Yeah, it’s perfect. I mean, our experience of working with HBO was like what we thought studio filmmaking was going to be. We came [to Hollywood] and got all these hopes and dreams kind of beat out of us. And then it happened – the level of support, the level of appreciation that they have for what we’re trying to do. The fact that it’s being really well received by press and by audiences, it’s like I kind of convinced myself that doesn’t happen, and it’s happening right now. It’s impossible to overstate how amazing it feels.
Give me a thumbnail of how you guys write together. What’s interesting or unique about your actual routine?
The most interesting part about how we do stuff – and it’s all on a case by case basis – is that our storytelling starts in the private conversations that Mark and I have with each other and have always had with each other. We’ll be in an airport. and we’ll notice something unique and specific going on. Like a man and a woman walking, and she tells him where to sit. And it raises a question and we start – that can be it. It can be observation, it can be something that’s from our lives, something usually personal and embarrassing, and we’d just cringe. Then we’ll start giggling uncontrollably about it. When we hit on something like that, we know that there’s a scenario or a character or both, and that becomes part of like this suit that we’re always sitting in and talking about. Honestly, we don’t create the suit so we can make movies and TV. This suit exists because of what we’re obsessed with, but now we know that it also exists to make movies. But, you know, if we were in prison, we’d still be doing it.

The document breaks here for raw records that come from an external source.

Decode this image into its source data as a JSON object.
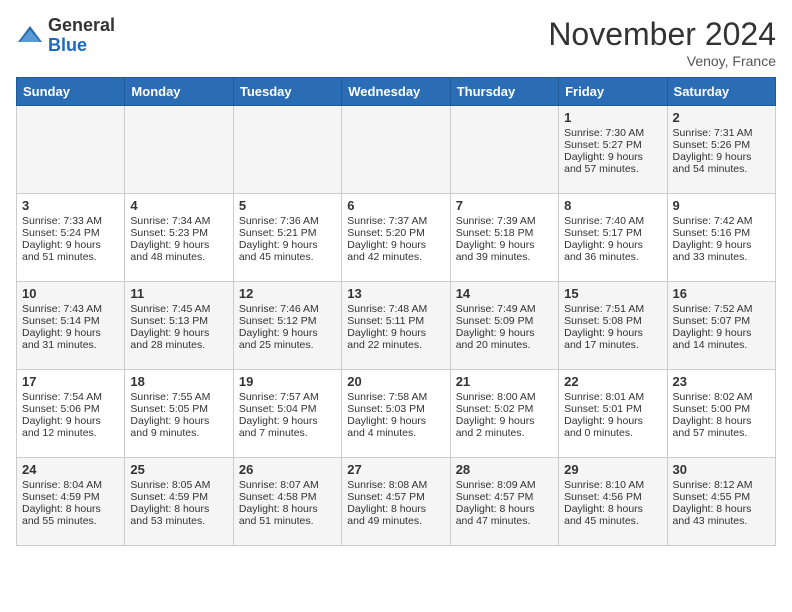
{
  "header": {
    "logo_line1": "General",
    "logo_line2": "Blue",
    "month": "November 2024",
    "location": "Venoy, France"
  },
  "weekdays": [
    "Sunday",
    "Monday",
    "Tuesday",
    "Wednesday",
    "Thursday",
    "Friday",
    "Saturday"
  ],
  "weeks": [
    [
      {
        "day": "",
        "info": ""
      },
      {
        "day": "",
        "info": ""
      },
      {
        "day": "",
        "info": ""
      },
      {
        "day": "",
        "info": ""
      },
      {
        "day": "",
        "info": ""
      },
      {
        "day": "1",
        "info": "Sunrise: 7:30 AM\nSunset: 5:27 PM\nDaylight: 9 hours\nand 57 minutes."
      },
      {
        "day": "2",
        "info": "Sunrise: 7:31 AM\nSunset: 5:26 PM\nDaylight: 9 hours\nand 54 minutes."
      }
    ],
    [
      {
        "day": "3",
        "info": "Sunrise: 7:33 AM\nSunset: 5:24 PM\nDaylight: 9 hours\nand 51 minutes."
      },
      {
        "day": "4",
        "info": "Sunrise: 7:34 AM\nSunset: 5:23 PM\nDaylight: 9 hours\nand 48 minutes."
      },
      {
        "day": "5",
        "info": "Sunrise: 7:36 AM\nSunset: 5:21 PM\nDaylight: 9 hours\nand 45 minutes."
      },
      {
        "day": "6",
        "info": "Sunrise: 7:37 AM\nSunset: 5:20 PM\nDaylight: 9 hours\nand 42 minutes."
      },
      {
        "day": "7",
        "info": "Sunrise: 7:39 AM\nSunset: 5:18 PM\nDaylight: 9 hours\nand 39 minutes."
      },
      {
        "day": "8",
        "info": "Sunrise: 7:40 AM\nSunset: 5:17 PM\nDaylight: 9 hours\nand 36 minutes."
      },
      {
        "day": "9",
        "info": "Sunrise: 7:42 AM\nSunset: 5:16 PM\nDaylight: 9 hours\nand 33 minutes."
      }
    ],
    [
      {
        "day": "10",
        "info": "Sunrise: 7:43 AM\nSunset: 5:14 PM\nDaylight: 9 hours\nand 31 minutes."
      },
      {
        "day": "11",
        "info": "Sunrise: 7:45 AM\nSunset: 5:13 PM\nDaylight: 9 hours\nand 28 minutes."
      },
      {
        "day": "12",
        "info": "Sunrise: 7:46 AM\nSunset: 5:12 PM\nDaylight: 9 hours\nand 25 minutes."
      },
      {
        "day": "13",
        "info": "Sunrise: 7:48 AM\nSunset: 5:11 PM\nDaylight: 9 hours\nand 22 minutes."
      },
      {
        "day": "14",
        "info": "Sunrise: 7:49 AM\nSunset: 5:09 PM\nDaylight: 9 hours\nand 20 minutes."
      },
      {
        "day": "15",
        "info": "Sunrise: 7:51 AM\nSunset: 5:08 PM\nDaylight: 9 hours\nand 17 minutes."
      },
      {
        "day": "16",
        "info": "Sunrise: 7:52 AM\nSunset: 5:07 PM\nDaylight: 9 hours\nand 14 minutes."
      }
    ],
    [
      {
        "day": "17",
        "info": "Sunrise: 7:54 AM\nSunset: 5:06 PM\nDaylight: 9 hours\nand 12 minutes."
      },
      {
        "day": "18",
        "info": "Sunrise: 7:55 AM\nSunset: 5:05 PM\nDaylight: 9 hours\nand 9 minutes."
      },
      {
        "day": "19",
        "info": "Sunrise: 7:57 AM\nSunset: 5:04 PM\nDaylight: 9 hours\nand 7 minutes."
      },
      {
        "day": "20",
        "info": "Sunrise: 7:58 AM\nSunset: 5:03 PM\nDaylight: 9 hours\nand 4 minutes."
      },
      {
        "day": "21",
        "info": "Sunrise: 8:00 AM\nSunset: 5:02 PM\nDaylight: 9 hours\nand 2 minutes."
      },
      {
        "day": "22",
        "info": "Sunrise: 8:01 AM\nSunset: 5:01 PM\nDaylight: 9 hours\nand 0 minutes."
      },
      {
        "day": "23",
        "info": "Sunrise: 8:02 AM\nSunset: 5:00 PM\nDaylight: 8 hours\nand 57 minutes."
      }
    ],
    [
      {
        "day": "24",
        "info": "Sunrise: 8:04 AM\nSunset: 4:59 PM\nDaylight: 8 hours\nand 55 minutes."
      },
      {
        "day": "25",
        "info": "Sunrise: 8:05 AM\nSunset: 4:59 PM\nDaylight: 8 hours\nand 53 minutes."
      },
      {
        "day": "26",
        "info": "Sunrise: 8:07 AM\nSunset: 4:58 PM\nDaylight: 8 hours\nand 51 minutes."
      },
      {
        "day": "27",
        "info": "Sunrise: 8:08 AM\nSunset: 4:57 PM\nDaylight: 8 hours\nand 49 minutes."
      },
      {
        "day": "28",
        "info": "Sunrise: 8:09 AM\nSunset: 4:57 PM\nDaylight: 8 hours\nand 47 minutes."
      },
      {
        "day": "29",
        "info": "Sunrise: 8:10 AM\nSunset: 4:56 PM\nDaylight: 8 hours\nand 45 minutes."
      },
      {
        "day": "30",
        "info": "Sunrise: 8:12 AM\nSunset: 4:55 PM\nDaylight: 8 hours\nand 43 minutes."
      }
    ]
  ]
}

You’re observational dudes.
Yeah. We’re obsessed with human beings and what they’re doing and why and giggling about it. And so that evolves into storytelling. Mark will call me and say, “Remember that dude in the airport, that, like, Richard Jenkins-y kind of dude? What if that guy…” And he’ll just tell me a five-minute story. I will probably call him back and then continue that story, and that story may go away, or it may grow. By the time we’re in a realm of feature film, probably we have our heads around it, and either Mark or I am leading it, where we’re like, “Ok, I got the feature for the guy at the airport.” So I’ll tell him the story, and it’s immediately evident whether I’m igniting that fire within him – he doesn’t even really have to say it, I can tell when he’s listening to me. Usually while I’m telling the story he’ll start telling it with me, and we’ll go back and forth. So in general our writing comes from telling each other stories, which we’ve done since we were kids. Once we start writing, I’ll say the most common form that we do is one of us writes a draft, and then we trade drafts back and forth. We don’t sit in a room with each other and figure things out.
So based on these conversations, one guy will draft it and then…?
Yeah, whoever’s leading at the time, and the leadership of the project changes at any moment. Our taste is so specific, and that’s the thing about siblings. Everyone has a very specific sense of humor and taste that they share with their siblings, and that’s why there are a lot of teams. It gives you the confidence to come forth with that.
Yeah, but how do you get along so well? Can you explain it?
I will say, it’s not easy. It doesn’t just happen. We work very hard, and we’re very careful of how we talk to each other and treat each other – it’s a marriage, you know? But when we were kids we didn’t have that rough, fighting relationship. I don’t know. I didn’t have the desire to. I always included Mark. I was the big brother, and I always included him on stuff. It was natural to do it. It has always been this way.
You never had the desire to destroy him, like some older siblings do?
No, I didn’t. A lot of people talk about our spread of age as being ideal, we’re three and a half years apart. The three year realm being, you’re far enough apart where there is no competition. There was never any competition between me and Mark because I always clearly better at everything when we were growing up. But we were close in age enough to share things, to collaborate and to share things. So in a weird way, we got lucky with that stuff.